Believe it or not, this was actually a revelation.

I started walking differently, even, after that. I started keeping my feet hips width distance apart, everywhere. I started giving them room.

And magically (or not so magically) I started gaining weight.

But I’m still small. I ache to celebrate myself publicly. I try from time to time. I wear clothing that others couldn’t so easily get away with. Partially because I know I probably won’t get away with it forever. But even when I do, I feel the burden of everyone’s secret hatred. I’m not in the “in” club where I can bitch about how society hates my curves. I’m the one everyone directs their self-hatred towards, and it’s uncomfortable.

I didn’t try to get this body. It’s just the one I have.

Why can’t we just be whatever and for once, let that be okay? I love your curves. I love my small thin body. Why can’t they both be just okay? Why can’t we stop this stupid competition and just be? No one wins. Even with my societally sanctioned body, I don’t win – I’m not acceptable, either. As long as we’re placing the onus on bodies, none of us ever will.

Maybe it’s time to focus on something more enduring.

When I feel the force of self-hatred, I want to disappear.
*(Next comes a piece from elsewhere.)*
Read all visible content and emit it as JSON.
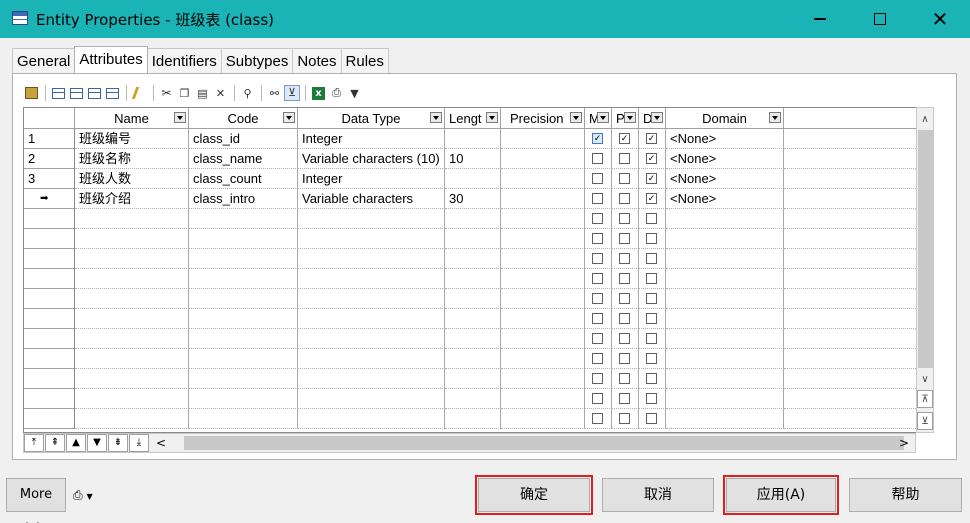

Why is it that the world wants me to disappear? Do you feel it too?

Is the perfectionism that blossoms from this self hatred really about the body… or is it really about how little we accept ourselves?

I know that for me, the less I accept myself, the more I feel the weight of the external hatred and the desire to disappear. When I’m in a place of fuller self-acceptance, not just of my body but also of my soul, the hatred directed at me doesn’t matter so much and I’m able to hold my place because I know I’m valuable.

We’ve been saying here at Sisterwives for the last few weeks now – it’s all about self acceptance. I wonder if you hear it from me, a skinny girl, you’ll finally believe it’s true for all of us.

That’s why I’m going to share this picture here. Loud and proud. Fabulous me, without apologizing for how great I look. Without self-deprecating, without making myself disappear within it, without apologizing for how society makes it seem like I’m better than you because I’m smaller. None of the commentary. Just me.